==== SUPPLIED DATA ====
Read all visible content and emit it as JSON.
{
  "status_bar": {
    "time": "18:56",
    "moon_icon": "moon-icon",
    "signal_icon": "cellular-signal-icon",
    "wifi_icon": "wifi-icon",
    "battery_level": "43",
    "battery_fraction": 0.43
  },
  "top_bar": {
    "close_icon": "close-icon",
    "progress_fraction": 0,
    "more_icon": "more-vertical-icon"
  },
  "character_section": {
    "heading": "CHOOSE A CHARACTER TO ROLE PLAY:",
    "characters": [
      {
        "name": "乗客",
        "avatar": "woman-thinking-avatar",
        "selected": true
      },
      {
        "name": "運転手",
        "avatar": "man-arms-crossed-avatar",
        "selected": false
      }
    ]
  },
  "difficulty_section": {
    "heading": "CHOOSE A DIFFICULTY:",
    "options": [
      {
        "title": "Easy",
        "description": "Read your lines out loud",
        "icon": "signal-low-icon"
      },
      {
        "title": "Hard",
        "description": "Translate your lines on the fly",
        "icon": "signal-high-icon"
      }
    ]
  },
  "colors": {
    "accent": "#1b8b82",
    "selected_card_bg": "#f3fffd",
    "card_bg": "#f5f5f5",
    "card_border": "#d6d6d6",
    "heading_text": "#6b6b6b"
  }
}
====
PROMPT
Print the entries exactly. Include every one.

ANSWER BELOW
Read all visible content and emit it as JSON.
{
  "status_bar": {
    "time": "18:56",
    "moon_icon": "moon-icon",
    "signal_icon": "cellular-signal-icon",
    "wifi_icon": "wifi-icon",
    "battery_level": "43",
    "battery_fraction": 0.43
  },
  "top_bar": {
    "close_icon": "close-icon",
    "progress_fraction": 0,
    "more_icon": "more-vertical-icon"
  },
  "character_section": {
    "heading": "CHOOSE A CHARACTER TO ROLE PLAY:",
    "characters": [
      {
        "name": "乗客",
        "avatar": "woman-thinking-avatar",
        "selected": true
      },
      {
        "name": "運転手",
        "avatar": "man-arms-crossed-avatar",
        "selected": false
      }
    ]
  },
  "difficulty_section": {
    "heading": "CHOOSE A DIFFICULTY:",
    "options": [
      {
        "title": "Easy",
        "description": "Read your lines out loud",
        "icon": "signal-low-icon"
      },
      {
        "title": "Hard",
        "description": "Translate your lines on the fly",
        "icon": "signal-high-icon"
      }
    ]
  },
  "colors": {
    "accent": "#1b8b82",
    "selected_card_bg": "#f3fffd",
    "card_bg": "#f5f5f5",
    "card_border": "#d6d6d6",
    "heading_text": "#6b6b6b"
  }
}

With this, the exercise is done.